Bookbub Strategy: Choose the Right Pricing Approach

Posted on Updated on

I make no secrets of my respect (almost love) for Bookbub.com advertising. My first Bookbub ad is what really kick-started my book sales, back in January 2015. Since then, I’ve been blessed to have my books featured with Bookbub (6) different times. Through these, I’ve identified some clear strategies for obtaining and pricing a Bookbub feature. Over the next week, we’ll talk through these strategies! Read the rest of this entry »

Three Proven Strategies for Marketing a New Fiction Book Release

Posted on Updated on

I’ve been quiet on this blog over the past few months, as my life has taken a turn for the busy! With two new book releases and the birth of my third daughter, prioritizing has become a necessity.

But I’ve also taken the opportunity to spend focused time learning from some of the top teachers in the world of book marketing – experts like Mark Dawson (of Facebook Ads for Authors fame), Tim Grahl (teaches a fantastic course called Launch a Bestseller), and Nick Stephenson (Your First 10,000 Readers).TheLadyandtheMountainCall

I applied many of the approaches I learned to my latest release (The Lady and the Mountain Call), and released the book with over 3,700 preorders. While not enough to reach the NY Times Bestseller list, these did give the book a nice kick-start as my baby entered the world. This was book 5 in my Mountain Dreams Series, and was available for preorder purchase on all the major sales platforms for just under 90 days (the most allowed by Amazon).

When I sat down to hold my launch post-mortem, the results were quite interesting! Over the next few weeks, I’ll share my data and observations about how each of my strategies worked, with the numbers to support each. Not sure what a post-mortem is? We’ll talk about that, too!

So stay tuned!
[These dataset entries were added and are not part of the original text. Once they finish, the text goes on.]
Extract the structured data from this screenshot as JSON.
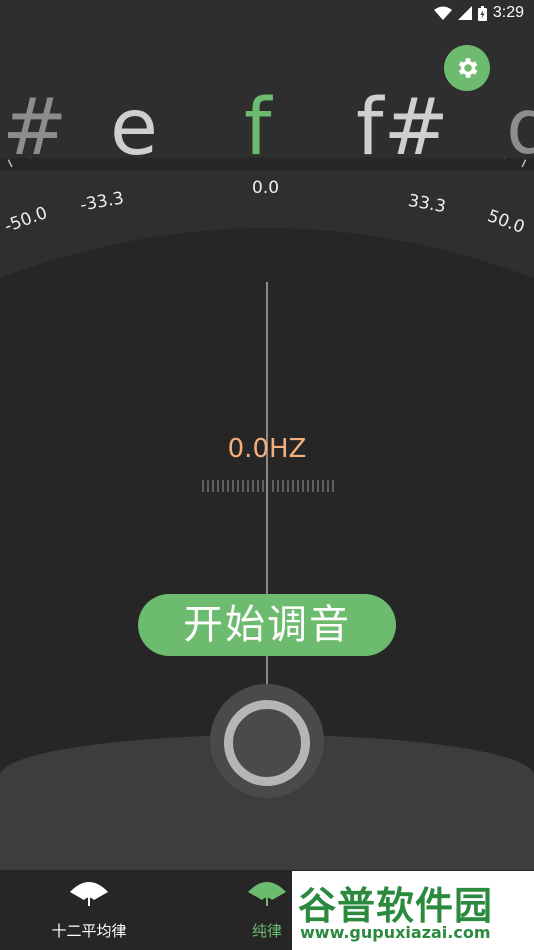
{
  "status_bar": {
    "time": "3:29"
  },
  "notes": {
    "items": [
      {
        "label": "#",
        "state": "dim"
      },
      {
        "label": "e",
        "state": "normal"
      },
      {
        "label": "f",
        "state": "active"
      },
      {
        "label": "f#",
        "state": "normal"
      },
      {
        "label": "g",
        "state": "dim"
      }
    ]
  },
  "settings_icon": "gear-icon",
  "scale": {
    "labels": [
      "-50.0",
      "-33.3",
      "0.0",
      "33.3",
      "50.0"
    ],
    "min": -50,
    "max": 50
  },
  "frequency": {
    "value": "0.0HZ"
  },
  "start_button": {
    "label": "开始调音"
  },
  "bottom_nav": {
    "items": [
      {
        "label": "十二平均律",
        "icon": "gauge-icon",
        "active": false
      },
      {
        "label": "纯律",
        "icon": "gauge-icon",
        "active": true
      }
    ]
  },
  "watermark": {
    "title": "谷普软件园",
    "url": "www.gupuxiazai.com"
  },
  "colors": {
    "accent": "#6cbb6f",
    "frequency": "#f3b07d",
    "background": "#262626"
  }
}
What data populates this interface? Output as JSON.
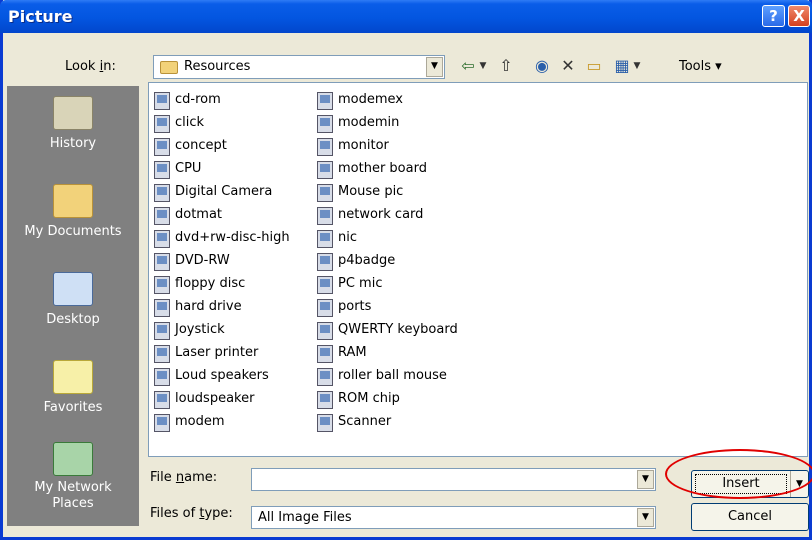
{
  "window": {
    "title": "Picture",
    "help_label": "?",
    "close_label": "X"
  },
  "lookin": {
    "label_pre": "Look ",
    "label_key": "i",
    "label_post": "n:",
    "value": "Resources",
    "tools_label": "Tools"
  },
  "places": [
    {
      "label": "History"
    },
    {
      "label": "My Documents"
    },
    {
      "label": "Desktop"
    },
    {
      "label": "Favorites"
    },
    {
      "label": "My Network Places"
    }
  ],
  "files_col1": [
    "cd-rom",
    "click",
    "concept",
    "CPU",
    "Digital Camera",
    "dotmat",
    "dvd+rw-disc-high",
    "DVD-RW",
    "floppy disc",
    "hard drive",
    "Joystick",
    "Laser printer",
    "Loud speakers",
    "loudspeaker",
    "modem"
  ],
  "files_col2": [
    "modemex",
    "modemin",
    "monitor",
    "mother board",
    "Mouse pic",
    "network card",
    "nic",
    "p4badge",
    "PC mic",
    "ports",
    "QWERTY keyboard",
    "RAM",
    "roller ball mouse",
    "ROM chip",
    "Scanner"
  ],
  "filename": {
    "label_pre": "File ",
    "label_key": "n",
    "label_post": "ame:",
    "value": ""
  },
  "filetype": {
    "label_pre": "Files of ",
    "label_key": "t",
    "label_post": "ype:",
    "value": "All Image Files"
  },
  "buttons": {
    "insert": "Insert",
    "cancel": "Cancel"
  },
  "colors": {
    "titlebar": "#0356e0",
    "highlight": "#e00000",
    "places_bg": "#808080"
  }
}
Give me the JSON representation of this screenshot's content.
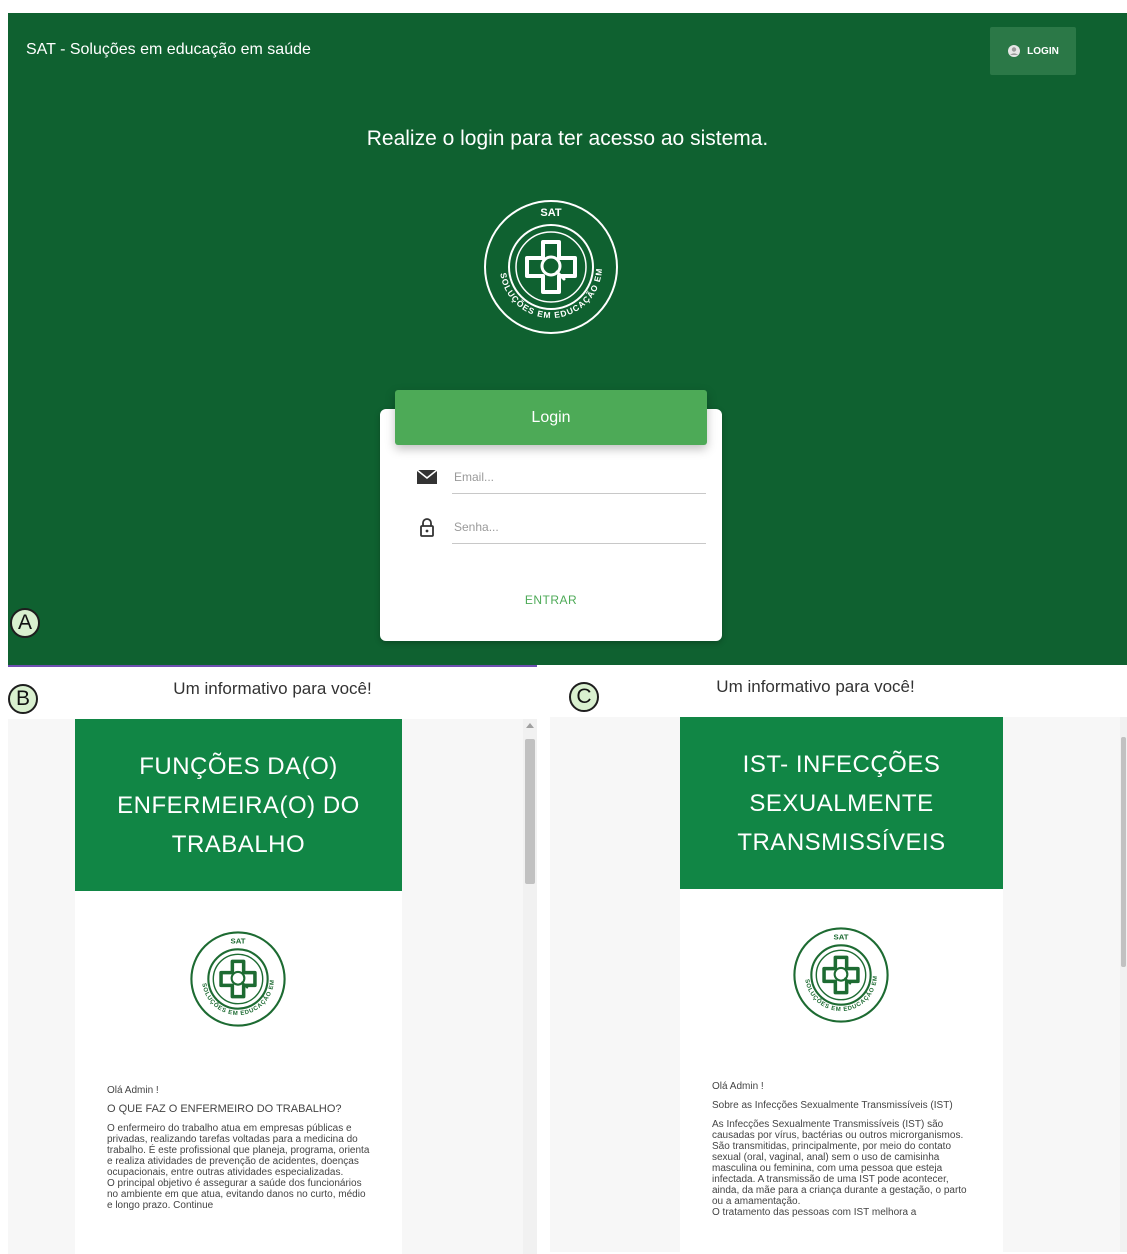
{
  "panel_a": {
    "app_title": "SAT - Soluções em educação em saúde",
    "top_login_label": "LOGIN",
    "headline": "Realize o login para ter acesso ao sistema.",
    "login_card": {
      "header": "Login",
      "email_placeholder": "Email...",
      "password_placeholder": "Senha...",
      "submit_label": "ENTRAR"
    },
    "label": "A"
  },
  "logo": {
    "top_text": "SAT",
    "ring_text": "SOLUÇÕES EM EDUCAÇÃO EM SAÚDE"
  },
  "panel_b": {
    "label": "B",
    "title": "Um informativo para você!",
    "banner_lines": [
      "FUNÇÕES DA(O)",
      "ENFERMEIRA(O) DO",
      "TRABALHO"
    ],
    "greeting": "Olá Admin !",
    "question": "O QUE FAZ O ENFERMEIRO DO TRABALHO?",
    "paragraph1": "O enfermeiro do trabalho atua em empresas públicas e privadas, realizando tarefas voltadas para a medicina do trabalho. É este profissional que planeja, programa, orienta e realiza atividades de prevenção de acidentes, doenças ocupacionais, entre outras atividades especializadas.",
    "paragraph2": "O principal objetivo é assegurar a saúde dos funcionários no ambiente em que atua, evitando danos no curto, médio e longo prazo. Continue"
  },
  "panel_c": {
    "label": "C",
    "title": "Um informativo para você!",
    "banner_lines": [
      "IST- INFECÇÕES",
      "SEXUALMENTE",
      "TRANSMISSÍVEIS"
    ],
    "greeting": "Olá Admin !",
    "subtitle": "Sobre as Infecções Sexualmente Transmissíveis (IST)",
    "paragraph1": "As Infecções Sexualmente Transmissíveis (IST) são causadas por vírus, bactérias ou outros microrganismos. São transmitidas, principalmente, por meio do contato sexual (oral, vaginal, anal) sem o uso de camisinha masculina ou feminina, com uma pessoa que esteja infectada. A transmissão de uma IST pode acontecer, ainda, da mãe para a criança durante a gestação, o parto ou a amamentação.",
    "paragraph2": "O tratamento das pessoas com IST melhora a"
  },
  "colors": {
    "header_green": "#0f6130",
    "login_green": "#4daa57",
    "banner_green": "#118645"
  }
}
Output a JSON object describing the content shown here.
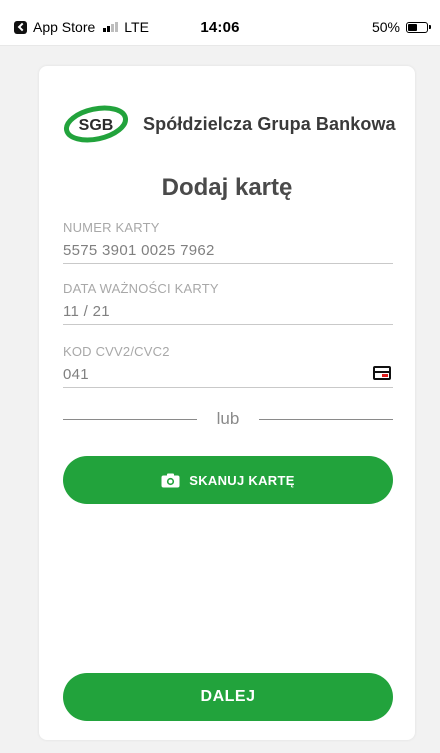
{
  "status_bar": {
    "back_app_label": "App Store",
    "network": "LTE",
    "time": "14:06",
    "battery": "50%"
  },
  "brand": {
    "logo_text": "SGB",
    "bank_name": "Spółdzielcza Grupa Bankowa",
    "accent_color": "#22a33c"
  },
  "page": {
    "title": "Dodaj kartę"
  },
  "form": {
    "card_number": {
      "label": "NUMER KARTY",
      "value": "5575 3901 0025 7962"
    },
    "expiry": {
      "label": "DATA WAŻNOŚCI KARTY",
      "value": "11 / 21"
    },
    "cvv": {
      "label": "KOD CVV2/CVC2",
      "value": "041",
      "icon": "credit-card-icon"
    }
  },
  "divider": {
    "text": "lub"
  },
  "actions": {
    "scan_label": "SKANUJ KARTĘ",
    "scan_icon": "camera-icon",
    "next_label": "DALEJ"
  }
}
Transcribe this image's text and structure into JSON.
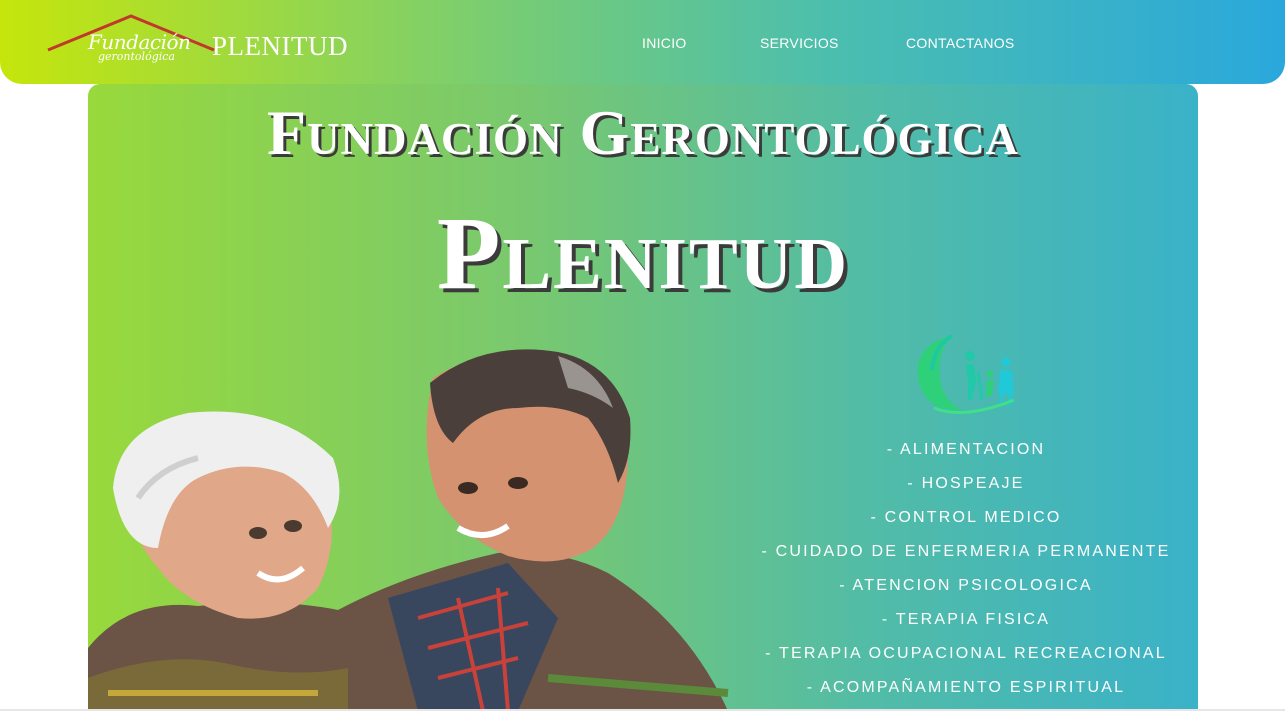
{
  "header": {
    "logo_line1": "Fundación",
    "logo_line2": "gerontológica",
    "brand": "PLENITUD",
    "nav": [
      "INICIO",
      "SERVICIOS",
      "CONTACTANOS"
    ]
  },
  "hero": {
    "title_line1": "Fundación Gerontológica",
    "title_line2": "Plenitud",
    "services": [
      "- ALIMENTACION",
      "- HOSPEAJE",
      "- CONTROL MEDICO",
      "- CUIDADO DE ENFERMERIA PERMANENTE",
      "- ATENCION PSICOLOGICA",
      "- TERAPIA FISICA",
      "- TERAPIA OCUPACIONAL RECREACIONAL",
      "- ACOMPAÑAMIENTO ESPIRITUAL"
    ]
  },
  "icons": [
    "house-roof-logo-icon",
    "elderly-care-logo-icon"
  ],
  "colors": {
    "header_gradient": [
      "#c5e60c",
      "#2aa8dc"
    ],
    "hero_gradient": [
      "#98d93b",
      "#3ab2c8"
    ],
    "roof_red": "#c0392b",
    "text": "#ffffff"
  }
}
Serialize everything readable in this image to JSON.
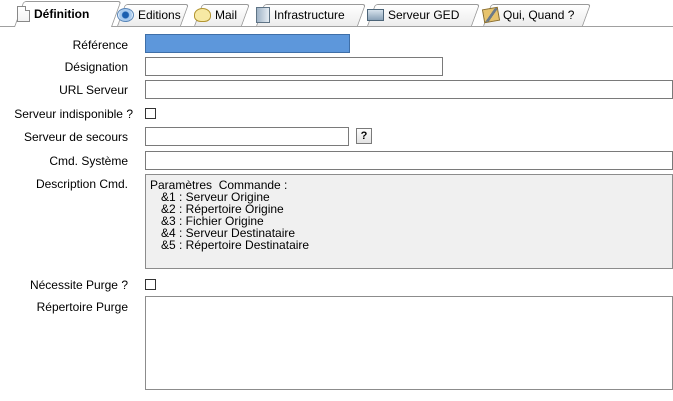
{
  "tabs": [
    {
      "label": "Définition",
      "icon": "document-icon",
      "active": true
    },
    {
      "label": "Editions",
      "icon": "view-icon",
      "active": false
    },
    {
      "label": "Mail",
      "icon": "mail-icon",
      "active": false
    },
    {
      "label": "Infrastructure",
      "icon": "server-icon",
      "active": false
    },
    {
      "label": "Serveur GED",
      "icon": "storage-icon",
      "active": false
    },
    {
      "label": "Qui, Quand ?",
      "icon": "tools-icon",
      "active": false
    }
  ],
  "form": {
    "reference": {
      "label": "Référence",
      "value": ""
    },
    "designation": {
      "label": "Désignation",
      "value": ""
    },
    "url_serveur": {
      "label": "URL Serveur",
      "value": ""
    },
    "serveur_indisponible": {
      "label": "Serveur indisponible ?",
      "checked": false
    },
    "serveur_secours": {
      "label": "Serveur de secours",
      "value": "",
      "help_label": "?"
    },
    "cmd_systeme": {
      "label": "Cmd. Système",
      "value": ""
    },
    "description_cmd": {
      "label": "Description Cmd.",
      "lines": [
        "Paramètres  Commande :",
        "&1 : Serveur Origine",
        "&2 : Répertoire Origine",
        "&3 : Fichier Origine",
        "&4 : Serveur Destinataire",
        "&5 : Répertoire Destinataire"
      ]
    },
    "necessite_purge": {
      "label": "Nécessite Purge ?",
      "checked": false
    },
    "repertoire_purge": {
      "label": "Répertoire Purge",
      "value": ""
    }
  },
  "colors": {
    "selection": "#5d97db"
  }
}
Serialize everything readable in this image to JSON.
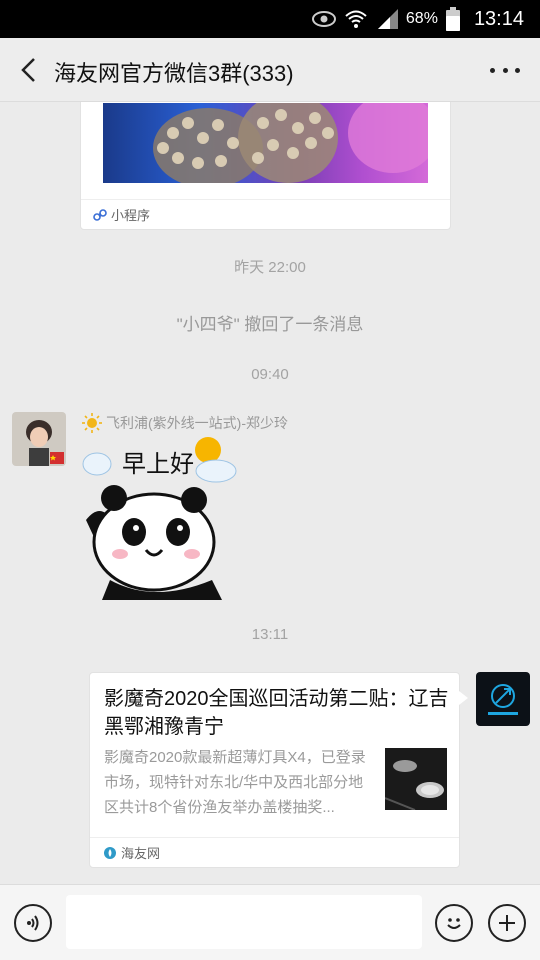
{
  "status_bar": {
    "battery": "68%",
    "time": "13:14"
  },
  "header": {
    "title": "海友网官方微信3群(333)"
  },
  "messages": {
    "mini_program_card": {
      "footer_label": "小程序"
    },
    "timestamp_1": "昨天 22:00",
    "recall_notice": "\"小四爷\" 撤回了一条消息",
    "timestamp_2": "09:40",
    "sticker_message": {
      "sender_name": "飞利浦(紫外线一站式)-郑少玲",
      "sticker_text": "早上好"
    },
    "timestamp_3": "13:11",
    "link_card": {
      "title": "影魔奇2020全国巡回活动第二贴：辽吉黑鄂湘豫青宁",
      "description": "影魔奇2020款最新超薄灯具X4，已登录市场，现特针对东北/华中及西北部分地区共计8个省份渔友举办盖楼抽奖...",
      "source": "海友网"
    }
  },
  "input_bar": {
    "placeholder": ""
  },
  "colors": {
    "header_bg": "#ededed",
    "chat_bg": "#ebebeb",
    "status_bar_bg": "#000000"
  }
}
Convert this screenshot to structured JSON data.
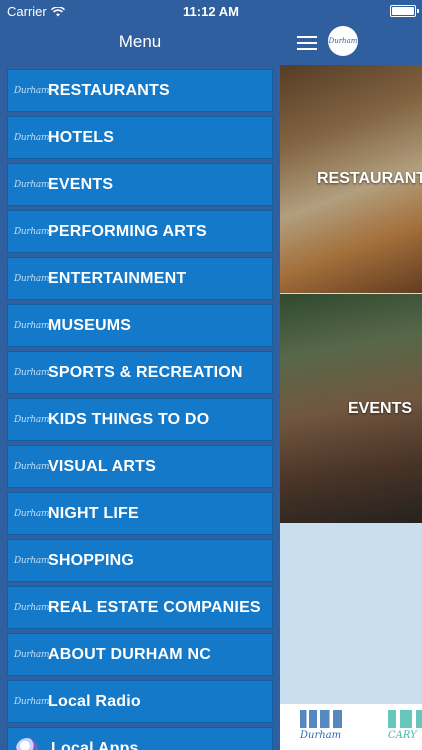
{
  "status_bar": {
    "carrier": "Carrier",
    "time": "11:12 AM"
  },
  "menu": {
    "title": "Menu",
    "logo_text": "Durham",
    "items": [
      {
        "label": "RESTAURANTS"
      },
      {
        "label": "HOTELS"
      },
      {
        "label": "EVENTS"
      },
      {
        "label": "PERFORMING ARTS"
      },
      {
        "label": "ENTERTAINMENT"
      },
      {
        "label": "MUSEUMS"
      },
      {
        "label": "SPORTS & RECREATION"
      },
      {
        "label": "KIDS THINGS TO DO"
      },
      {
        "label": "VISUAL ARTS"
      },
      {
        "label": "NIGHT LIFE"
      },
      {
        "label": "SHOPPING"
      },
      {
        "label": "REAL ESTATE COMPANIES"
      },
      {
        "label": "ABOUT DURHAM NC"
      },
      {
        "label": "Local Radio"
      },
      {
        "label": "Local Apps"
      }
    ]
  },
  "content": {
    "badge_text": "Durham",
    "tiles": [
      {
        "label": "RESTAURANTS"
      },
      {
        "label": "EVENTS"
      }
    ],
    "bottom_tabs": [
      {
        "label": "Durham"
      },
      {
        "label": "CARY"
      }
    ]
  },
  "colors": {
    "panel_bg": "#2f5f9e",
    "menu_item_bg": "#1479c8",
    "accent_teal": "#3fb8a8"
  }
}
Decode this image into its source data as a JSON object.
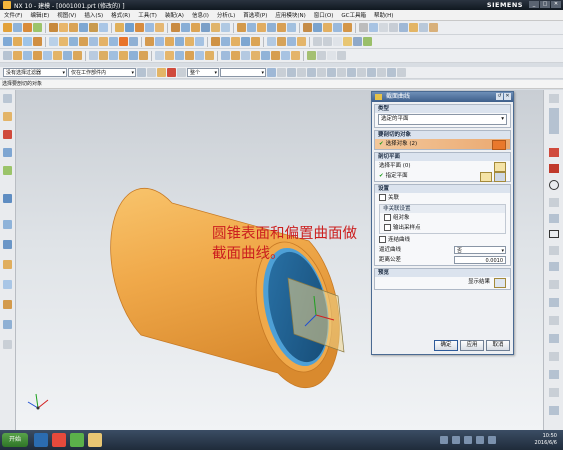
{
  "window": {
    "title": "NX 10 - 建模 - [0001001.prt (修改的) ]",
    "brand": "SIEMENS",
    "controls": [
      "_",
      "□",
      "✕"
    ]
  },
  "menu": [
    "文件(F)",
    "编辑(E)",
    "视图(V)",
    "插入(S)",
    "格式(R)",
    "工具(T)",
    "装配(A)",
    "信息(I)",
    "分析(L)",
    "首选项(P)",
    "应用模块(N)",
    "窗口(O)",
    "GC工具箱",
    "帮助(H)"
  ],
  "toolbar4": {
    "filter": "没有选择过滤器",
    "scope": "仅在工作部件内",
    "snap": "整个"
  },
  "breadcrumb": "选择要剖切的对象",
  "annotation": {
    "line1": "圆锥表面和偏置曲面做",
    "line2": "截面曲线。"
  },
  "dialog": {
    "title": "截面曲线",
    "type_header": "类型",
    "type_value": "选定的平面",
    "objects_header": "要剖切的对象",
    "objects_selected": "选择对象 (2)",
    "plane_header": "剖切平面",
    "plane_select": "选择平面 (0)",
    "plane_specify": "指定平面",
    "settings_header": "设置",
    "associative": "关联",
    "nonassoc_header": "非关联设置",
    "group_objects": "组对象",
    "output_points": "输出采样点",
    "join_curves": "连结曲线",
    "approx_label": "逼近曲线",
    "approx_value": "否",
    "tolerance_label": "距离公差",
    "tolerance_value": "0.0010",
    "preview_header": "预览",
    "show_result": "显示结果",
    "ok": "确定",
    "apply": "应用",
    "cancel": "取消"
  },
  "taskbar": {
    "start": "开始",
    "time": "10:50",
    "date": "2016/6/6"
  },
  "colors": {
    "cylinder": "#f0a94a",
    "end_face": "#1f5f8f",
    "annotation": "#cc1f1f",
    "selection": "#eaa971"
  }
}
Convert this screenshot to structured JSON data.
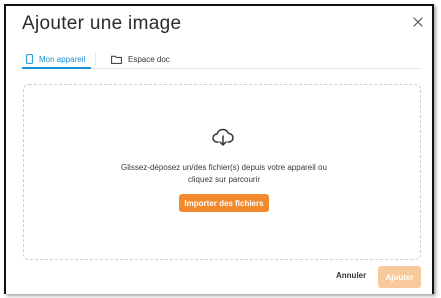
{
  "dialog": {
    "title": "Ajouter une image",
    "close_icon": "close-icon"
  },
  "tabs": [
    {
      "label": "Mon appareil",
      "icon": "mobile-device-icon",
      "active": true
    },
    {
      "label": "Espace doc",
      "icon": "folder-icon",
      "active": false
    }
  ],
  "dropzone": {
    "icon": "cloud-upload-icon",
    "text_line1": "Glissez-déposez un/des fichier(s) depuis votre appareil ou",
    "text_line2": "cliquez sur parcourir",
    "import_label": "Importer des fichiers"
  },
  "footer": {
    "cancel_label": "Annuler",
    "add_label": "Ajouter",
    "add_disabled": true
  },
  "colors": {
    "accent_blue": "#1a90d6",
    "primary_orange": "#f28b2e",
    "disabled_orange": "#f8c99a"
  }
}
But before then, let me share a quick overview of the three main strategies that have proven successful for marketing a new fiction release.

Read the rest of this entry »